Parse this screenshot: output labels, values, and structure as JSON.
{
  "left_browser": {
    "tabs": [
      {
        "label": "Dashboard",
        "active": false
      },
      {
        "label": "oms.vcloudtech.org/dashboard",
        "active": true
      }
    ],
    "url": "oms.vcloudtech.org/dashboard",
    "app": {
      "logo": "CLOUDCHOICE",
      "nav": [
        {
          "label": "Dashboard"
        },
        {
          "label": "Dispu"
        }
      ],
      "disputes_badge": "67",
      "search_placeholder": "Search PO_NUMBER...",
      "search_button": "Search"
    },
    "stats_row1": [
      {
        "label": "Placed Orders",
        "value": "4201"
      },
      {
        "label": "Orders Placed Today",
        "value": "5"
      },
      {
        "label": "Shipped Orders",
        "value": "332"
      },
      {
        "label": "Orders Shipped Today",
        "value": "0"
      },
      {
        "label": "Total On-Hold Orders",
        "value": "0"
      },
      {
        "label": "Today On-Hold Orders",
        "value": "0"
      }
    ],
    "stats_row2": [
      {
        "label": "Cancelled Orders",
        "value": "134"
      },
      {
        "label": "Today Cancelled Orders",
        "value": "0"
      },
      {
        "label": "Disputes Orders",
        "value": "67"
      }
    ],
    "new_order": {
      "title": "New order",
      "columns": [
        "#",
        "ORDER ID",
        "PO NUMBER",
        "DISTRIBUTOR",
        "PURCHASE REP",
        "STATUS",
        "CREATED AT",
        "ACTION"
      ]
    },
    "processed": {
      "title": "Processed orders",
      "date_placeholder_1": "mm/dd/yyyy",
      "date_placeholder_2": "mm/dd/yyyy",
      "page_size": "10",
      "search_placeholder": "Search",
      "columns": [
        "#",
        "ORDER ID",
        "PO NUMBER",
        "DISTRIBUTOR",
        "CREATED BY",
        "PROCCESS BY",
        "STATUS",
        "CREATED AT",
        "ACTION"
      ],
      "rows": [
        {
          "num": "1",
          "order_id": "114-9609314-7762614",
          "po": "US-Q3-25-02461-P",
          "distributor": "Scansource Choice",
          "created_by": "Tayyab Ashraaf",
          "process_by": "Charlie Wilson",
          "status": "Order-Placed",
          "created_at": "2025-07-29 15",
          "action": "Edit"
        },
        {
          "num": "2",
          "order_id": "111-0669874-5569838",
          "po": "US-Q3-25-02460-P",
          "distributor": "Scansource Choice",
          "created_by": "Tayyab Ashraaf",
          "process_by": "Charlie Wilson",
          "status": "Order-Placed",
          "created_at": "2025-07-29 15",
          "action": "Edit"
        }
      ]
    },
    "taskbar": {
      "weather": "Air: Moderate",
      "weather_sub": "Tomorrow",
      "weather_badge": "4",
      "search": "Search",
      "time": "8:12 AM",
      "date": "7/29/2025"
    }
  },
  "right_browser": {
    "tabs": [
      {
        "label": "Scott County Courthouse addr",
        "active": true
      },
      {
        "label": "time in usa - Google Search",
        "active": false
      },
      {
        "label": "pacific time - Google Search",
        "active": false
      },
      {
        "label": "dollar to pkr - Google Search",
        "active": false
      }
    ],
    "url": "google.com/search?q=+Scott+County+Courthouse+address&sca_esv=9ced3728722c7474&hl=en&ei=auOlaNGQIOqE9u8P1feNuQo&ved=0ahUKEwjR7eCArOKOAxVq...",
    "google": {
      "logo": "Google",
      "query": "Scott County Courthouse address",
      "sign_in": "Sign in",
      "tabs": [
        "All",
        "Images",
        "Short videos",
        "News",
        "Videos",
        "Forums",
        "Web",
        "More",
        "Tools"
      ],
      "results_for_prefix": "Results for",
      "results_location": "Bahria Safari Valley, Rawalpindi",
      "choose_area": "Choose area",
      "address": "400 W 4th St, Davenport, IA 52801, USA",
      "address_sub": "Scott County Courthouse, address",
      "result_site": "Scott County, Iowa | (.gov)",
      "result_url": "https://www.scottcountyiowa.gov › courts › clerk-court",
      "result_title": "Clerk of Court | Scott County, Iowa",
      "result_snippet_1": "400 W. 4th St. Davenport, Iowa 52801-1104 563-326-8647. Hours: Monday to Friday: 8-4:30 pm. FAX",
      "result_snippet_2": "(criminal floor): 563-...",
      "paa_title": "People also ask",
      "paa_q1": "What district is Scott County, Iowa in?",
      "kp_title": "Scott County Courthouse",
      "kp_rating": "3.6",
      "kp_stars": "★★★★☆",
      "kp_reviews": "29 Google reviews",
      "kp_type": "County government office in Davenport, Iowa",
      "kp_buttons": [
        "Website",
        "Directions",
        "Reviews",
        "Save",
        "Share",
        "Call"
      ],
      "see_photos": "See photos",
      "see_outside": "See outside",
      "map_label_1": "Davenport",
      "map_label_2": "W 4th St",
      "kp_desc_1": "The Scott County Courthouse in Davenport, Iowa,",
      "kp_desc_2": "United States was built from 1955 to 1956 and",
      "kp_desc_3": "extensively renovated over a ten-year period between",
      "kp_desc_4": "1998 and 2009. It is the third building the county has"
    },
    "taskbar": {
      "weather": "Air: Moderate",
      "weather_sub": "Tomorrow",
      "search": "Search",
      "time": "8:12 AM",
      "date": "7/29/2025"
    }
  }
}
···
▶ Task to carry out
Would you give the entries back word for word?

▶ Written response
Parse this screenshot: output labels, values, and structure as JSON.
{
  "left_browser": {
    "tabs": [
      {
        "label": "Dashboard",
        "active": false
      },
      {
        "label": "oms.vcloudtech.org/dashboard",
        "active": true
      }
    ],
    "url": "oms.vcloudtech.org/dashboard",
    "app": {
      "logo": "CLOUDCHOICE",
      "nav": [
        {
          "label": "Dashboard"
        },
        {
          "label": "Dispu"
        }
      ],
      "disputes_badge": "67",
      "search_placeholder": "Search PO_NUMBER...",
      "search_button": "Search"
    },
    "stats_row1": [
      {
        "label": "Placed Orders",
        "value": "4201"
      },
      {
        "label": "Orders Placed Today",
        "value": "5"
      },
      {
        "label": "Shipped Orders",
        "value": "332"
      },
      {
        "label": "Orders Shipped Today",
        "value": "0"
      },
      {
        "label": "Total On-Hold Orders",
        "value": "0"
      },
      {
        "label": "Today On-Hold Orders",
        "value": "0"
      }
    ],
    "stats_row2": [
      {
        "label": "Cancelled Orders",
        "value": "134"
      },
      {
        "label": "Today Cancelled Orders",
        "value": "0"
      },
      {
        "label": "Disputes Orders",
        "value": "67"
      }
    ],
    "new_order": {
      "title": "New order",
      "columns": [
        "#",
        "ORDER ID",
        "PO NUMBER",
        "DISTRIBUTOR",
        "PURCHASE REP",
        "STATUS",
        "CREATED AT",
        "ACTION"
      ]
    },
    "processed": {
      "title": "Processed orders",
      "date_placeholder_1": "mm/dd/yyyy",
      "date_placeholder_2": "mm/dd/yyyy",
      "page_size": "10",
      "search_placeholder": "Search",
      "columns": [
        "#",
        "ORDER ID",
        "PO NUMBER",
        "DISTRIBUTOR",
        "CREATED BY",
        "PROCCESS BY",
        "STATUS",
        "CREATED AT",
        "ACTION"
      ],
      "rows": [
        {
          "num": "1",
          "order_id": "114-9609314-7762614",
          "po": "US-Q3-25-02461-P",
          "distributor": "Scansource Choice",
          "created_by": "Tayyab Ashraaf",
          "process_by": "Charlie Wilson",
          "status": "Order-Placed",
          "created_at": "2025-07-29 15",
          "action": "Edit"
        },
        {
          "num": "2",
          "order_id": "111-0669874-5569838",
          "po": "US-Q3-25-02460-P",
          "distributor": "Scansource Choice",
          "created_by": "Tayyab Ashraaf",
          "process_by": "Charlie Wilson",
          "status": "Order-Placed",
          "created_at": "2025-07-29 15",
          "action": "Edit"
        }
      ]
    },
    "taskbar": {
      "weather": "Air: Moderate",
      "weather_sub": "Tomorrow",
      "weather_badge": "4",
      "search": "Search",
      "time": "8:12 AM",
      "date": "7/29/2025"
    }
  },
  "right_browser": {
    "tabs": [
      {
        "label": "Scott County Courthouse addr",
        "active": true
      },
      {
        "label": "time in usa - Google Search",
        "active": false
      },
      {
        "label": "pacific time - Google Search",
        "active": false
      },
      {
        "label": "dollar to pkr - Google Search",
        "active": false
      }
    ],
    "url": "google.com/search?q=+Scott+County+Courthouse+address&sca_esv=9ced3728722c7474&hl=en&ei=auOlaNGQIOqE9u8P1feNuQo&ved=0ahUKEwjR7eCArOKOAxVq...",
    "google": {
      "logo": "Google",
      "query": "Scott County Courthouse address",
      "sign_in": "Sign in",
      "tabs": [
        "All",
        "Images",
        "Short videos",
        "News",
        "Videos",
        "Forums",
        "Web",
        "More",
        "Tools"
      ],
      "results_for_prefix": "Results for",
      "results_location": "Bahria Safari Valley, Rawalpindi",
      "choose_area": "Choose area",
      "address": "400 W 4th St, Davenport, IA 52801, USA",
      "address_sub": "Scott County Courthouse, address",
      "result_site": "Scott County, Iowa | (.gov)",
      "result_url": "https://www.scottcountyiowa.gov › courts › clerk-court",
      "result_title": "Clerk of Court | Scott County, Iowa",
      "result_snippet_1": "400 W. 4th St. Davenport, Iowa 52801-1104 563-326-8647. Hours: Monday to Friday: 8-4:30 pm. FAX",
      "result_snippet_2": "(criminal floor): 563-...",
      "paa_title": "People also ask",
      "paa_q1": "What district is Scott County, Iowa in?",
      "kp_title": "Scott County Courthouse",
      "kp_rating": "3.6",
      "kp_stars": "★★★★☆",
      "kp_reviews": "29 Google reviews",
      "kp_type": "County government office in Davenport, Iowa",
      "kp_buttons": [
        "Website",
        "Directions",
        "Reviews",
        "Save",
        "Share",
        "Call"
      ],
      "see_photos": "See photos",
      "see_outside": "See outside",
      "map_label_1": "Davenport",
      "map_label_2": "W 4th St",
      "kp_desc_1": "The Scott County Courthouse in Davenport, Iowa,",
      "kp_desc_2": "United States was built from 1955 to 1956 and",
      "kp_desc_3": "extensively renovated over a ten-year period between",
      "kp_desc_4": "1998 and 2009. It is the third building the county has"
    },
    "taskbar": {
      "weather": "Air: Moderate",
      "weather_sub": "Tomorrow",
      "search": "Search",
      "time": "8:12 AM",
      "date": "7/29/2025"
    }
  }
}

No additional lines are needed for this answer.